>>>>

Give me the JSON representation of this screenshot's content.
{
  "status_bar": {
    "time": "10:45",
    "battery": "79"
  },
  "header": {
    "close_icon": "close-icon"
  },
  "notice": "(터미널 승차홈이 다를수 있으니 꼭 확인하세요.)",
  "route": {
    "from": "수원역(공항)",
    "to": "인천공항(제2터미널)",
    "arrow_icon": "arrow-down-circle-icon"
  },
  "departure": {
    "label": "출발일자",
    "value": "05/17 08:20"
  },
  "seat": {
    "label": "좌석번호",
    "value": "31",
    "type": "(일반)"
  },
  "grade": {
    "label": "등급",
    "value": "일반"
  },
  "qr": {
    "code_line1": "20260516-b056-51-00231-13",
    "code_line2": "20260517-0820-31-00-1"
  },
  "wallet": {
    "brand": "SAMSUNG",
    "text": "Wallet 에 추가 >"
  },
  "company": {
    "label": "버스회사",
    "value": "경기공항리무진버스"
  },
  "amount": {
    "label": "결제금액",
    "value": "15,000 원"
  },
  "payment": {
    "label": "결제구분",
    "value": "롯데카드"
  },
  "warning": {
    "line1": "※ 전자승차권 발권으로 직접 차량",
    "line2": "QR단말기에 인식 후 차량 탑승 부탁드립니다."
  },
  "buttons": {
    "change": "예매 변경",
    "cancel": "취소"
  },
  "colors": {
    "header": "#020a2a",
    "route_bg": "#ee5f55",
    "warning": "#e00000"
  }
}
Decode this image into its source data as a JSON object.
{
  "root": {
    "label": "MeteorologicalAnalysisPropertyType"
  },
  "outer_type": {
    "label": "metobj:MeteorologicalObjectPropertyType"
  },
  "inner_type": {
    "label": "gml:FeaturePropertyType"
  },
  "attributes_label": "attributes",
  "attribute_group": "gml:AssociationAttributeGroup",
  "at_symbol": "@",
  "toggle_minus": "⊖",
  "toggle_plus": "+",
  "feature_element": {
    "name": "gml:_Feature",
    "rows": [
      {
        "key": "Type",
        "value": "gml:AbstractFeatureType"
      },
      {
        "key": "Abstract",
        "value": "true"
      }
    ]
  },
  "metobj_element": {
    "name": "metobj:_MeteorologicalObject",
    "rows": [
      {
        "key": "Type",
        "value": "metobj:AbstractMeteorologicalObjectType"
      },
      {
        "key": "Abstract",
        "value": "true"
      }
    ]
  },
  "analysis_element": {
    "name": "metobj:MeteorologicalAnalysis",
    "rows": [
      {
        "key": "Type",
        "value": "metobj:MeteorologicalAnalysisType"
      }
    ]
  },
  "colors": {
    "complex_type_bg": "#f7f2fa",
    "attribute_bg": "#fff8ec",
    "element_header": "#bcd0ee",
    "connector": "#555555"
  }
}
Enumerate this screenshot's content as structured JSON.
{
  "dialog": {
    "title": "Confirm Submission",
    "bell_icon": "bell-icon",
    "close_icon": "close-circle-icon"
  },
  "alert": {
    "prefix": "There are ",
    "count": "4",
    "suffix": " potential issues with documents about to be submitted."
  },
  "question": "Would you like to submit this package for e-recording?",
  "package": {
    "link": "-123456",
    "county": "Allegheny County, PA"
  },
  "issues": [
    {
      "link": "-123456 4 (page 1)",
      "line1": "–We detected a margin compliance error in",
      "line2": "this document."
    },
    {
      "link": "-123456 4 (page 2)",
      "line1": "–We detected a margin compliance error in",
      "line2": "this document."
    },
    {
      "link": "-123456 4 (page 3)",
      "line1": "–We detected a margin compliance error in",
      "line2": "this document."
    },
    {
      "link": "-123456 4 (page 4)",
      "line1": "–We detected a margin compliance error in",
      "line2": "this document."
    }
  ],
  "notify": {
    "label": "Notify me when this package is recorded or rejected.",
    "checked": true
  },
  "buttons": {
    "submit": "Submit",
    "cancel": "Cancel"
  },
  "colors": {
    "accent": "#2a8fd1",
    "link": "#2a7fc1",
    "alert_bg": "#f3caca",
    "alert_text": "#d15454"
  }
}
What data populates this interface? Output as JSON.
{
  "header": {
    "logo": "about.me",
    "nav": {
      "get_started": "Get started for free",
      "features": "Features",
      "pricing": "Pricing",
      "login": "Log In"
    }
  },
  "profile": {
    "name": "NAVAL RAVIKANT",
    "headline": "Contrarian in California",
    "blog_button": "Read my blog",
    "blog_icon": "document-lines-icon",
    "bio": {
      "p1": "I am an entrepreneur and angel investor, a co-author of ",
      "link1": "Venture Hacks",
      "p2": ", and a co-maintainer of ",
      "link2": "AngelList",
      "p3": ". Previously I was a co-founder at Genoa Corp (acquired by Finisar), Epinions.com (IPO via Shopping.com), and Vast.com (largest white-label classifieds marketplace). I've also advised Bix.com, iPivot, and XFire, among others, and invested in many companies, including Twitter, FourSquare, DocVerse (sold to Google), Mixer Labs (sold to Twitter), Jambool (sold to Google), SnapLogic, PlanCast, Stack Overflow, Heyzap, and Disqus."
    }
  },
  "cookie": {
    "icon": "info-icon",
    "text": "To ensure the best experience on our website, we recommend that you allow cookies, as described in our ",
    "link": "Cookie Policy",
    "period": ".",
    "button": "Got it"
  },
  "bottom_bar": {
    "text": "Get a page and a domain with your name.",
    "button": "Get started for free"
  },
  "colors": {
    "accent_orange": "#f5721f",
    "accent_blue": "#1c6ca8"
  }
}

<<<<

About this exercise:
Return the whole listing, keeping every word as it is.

Answer to the exercise:
Give me the JSON representation of this screenshot's content.
{
  "status_bar": {
    "time": "10:45",
    "battery": "79"
  },
  "header": {
    "close_icon": "close-icon"
  },
  "notice": "(터미널 승차홈이 다를수 있으니 꼭 확인하세요.)",
  "route": {
    "from": "수원역(공항)",
    "to": "인천공항(제2터미널)",
    "arrow_icon": "arrow-down-circle-icon"
  },
  "departure": {
    "label": "출발일자",
    "value": "05/17 08:20"
  },
  "seat": {
    "label": "좌석번호",
    "value": "31",
    "type": "(일반)"
  },
  "grade": {
    "label": "등급",
    "value": "일반"
  },
  "qr": {
    "code_line1": "20260516-b056-51-00231-13",
    "code_line2": "20260517-0820-31-00-1"
  },
  "wallet": {
    "brand": "SAMSUNG",
    "text": "Wallet 에 추가 >"
  },
  "company": {
    "label": "버스회사",
    "value": "경기공항리무진버스"
  },
  "amount": {
    "label": "결제금액",
    "value": "15,000 원"
  },
  "payment": {
    "label": "결제구분",
    "value": "롯데카드"
  },
  "warning": {
    "line1": "※ 전자승차권 발권으로 직접 차량",
    "line2": "QR단말기에 인식 후 차량 탑승 부탁드립니다."
  },
  "buttons": {
    "change": "예매 변경",
    "cancel": "취소"
  },
  "colors": {
    "header": "#020a2a",
    "route_bg": "#ee5f55",
    "warning": "#e00000"
  }
}
Decode this image into its source data as a JSON object.
{
  "root": {
    "label": "MeteorologicalAnalysisPropertyType"
  },
  "outer_type": {
    "label": "metobj:MeteorologicalObjectPropertyType"
  },
  "inner_type": {
    "label": "gml:FeaturePropertyType"
  },
  "attributes_label": "attributes",
  "attribute_group": "gml:AssociationAttributeGroup",
  "at_symbol": "@",
  "toggle_minus": "⊖",
  "toggle_plus": "+",
  "feature_element": {
    "name": "gml:_Feature",
    "rows": [
      {
        "key": "Type",
        "value": "gml:AbstractFeatureType"
      },
      {
        "key": "Abstract",
        "value": "true"
      }
    ]
  },
  "metobj_element": {
    "name": "metobj:_MeteorologicalObject",
    "rows": [
      {
        "key": "Type",
        "value": "metobj:AbstractMeteorologicalObjectType"
      },
      {
        "key": "Abstract",
        "value": "true"
      }
    ]
  },
  "analysis_element": {
    "name": "metobj:MeteorologicalAnalysis",
    "rows": [
      {
        "key": "Type",
        "value": "metobj:MeteorologicalAnalysisType"
      }
    ]
  },
  "colors": {
    "complex_type_bg": "#f7f2fa",
    "attribute_bg": "#fff8ec",
    "element_header": "#bcd0ee",
    "connector": "#555555"
  }
}
Enumerate this screenshot's content as structured JSON.
{
  "dialog": {
    "title": "Confirm Submission",
    "bell_icon": "bell-icon",
    "close_icon": "close-circle-icon"
  },
  "alert": {
    "prefix": "There are ",
    "count": "4",
    "suffix": " potential issues with documents about to be submitted."
  },
  "question": "Would you like to submit this package for e-recording?",
  "package": {
    "link": "-123456",
    "county": "Allegheny County, PA"
  },
  "issues": [
    {
      "link": "-123456 4 (page 1)",
      "line1": "–We detected a margin compliance error in",
      "line2": "this document."
    },
    {
      "link": "-123456 4 (page 2)",
      "line1": "–We detected a margin compliance error in",
      "line2": "this document."
    },
    {
      "link": "-123456 4 (page 3)",
      "line1": "–We detected a margin compliance error in",
      "line2": "this document."
    },
    {
      "link": "-123456 4 (page 4)",
      "line1": "–We detected a margin compliance error in",
      "line2": "this document."
    }
  ],
  "notify": {
    "label": "Notify me when this package is recorded or rejected.",
    "checked": true
  },
  "buttons": {
    "submit": "Submit",
    "cancel": "Cancel"
  },
  "colors": {
    "accent": "#2a8fd1",
    "link": "#2a7fc1",
    "alert_bg": "#f3caca",
    "alert_text": "#d15454"
  }
}
What data populates this interface? Output as JSON.
{
  "header": {
    "logo": "about.me",
    "nav": {
      "get_started": "Get started for free",
      "features": "Features",
      "pricing": "Pricing",
      "login": "Log In"
    }
  },
  "profile": {
    "name": "NAVAL RAVIKANT",
    "headline": "Contrarian in California",
    "blog_button": "Read my blog",
    "blog_icon": "document-lines-icon",
    "bio": {
      "p1": "I am an entrepreneur and angel investor, a co-author of ",
      "link1": "Venture Hacks",
      "p2": ", and a co-maintainer of ",
      "link2": "AngelList",
      "p3": ". Previously I was a co-founder at Genoa Corp (acquired by Finisar), Epinions.com (IPO via Shopping.com), and Vast.com (largest white-label classifieds marketplace). I've also advised Bix.com, iPivot, and XFire, among others, and invested in many companies, including Twitter, FourSquare, DocVerse (sold to Google), Mixer Labs (sold to Twitter), Jambool (sold to Google), SnapLogic, PlanCast, Stack Overflow, Heyzap, and Disqus."
    }
  },
  "cookie": {
    "icon": "info-icon",
    "text": "To ensure the best experience on our website, we recommend that you allow cookies, as described in our ",
    "link": "Cookie Policy",
    "period": ".",
    "button": "Got it"
  },
  "bottom_bar": {
    "text": "Get a page and a domain with your name.",
    "button": "Get started for free"
  },
  "colors": {
    "accent_orange": "#f5721f",
    "accent_blue": "#1c6ca8"
  }
}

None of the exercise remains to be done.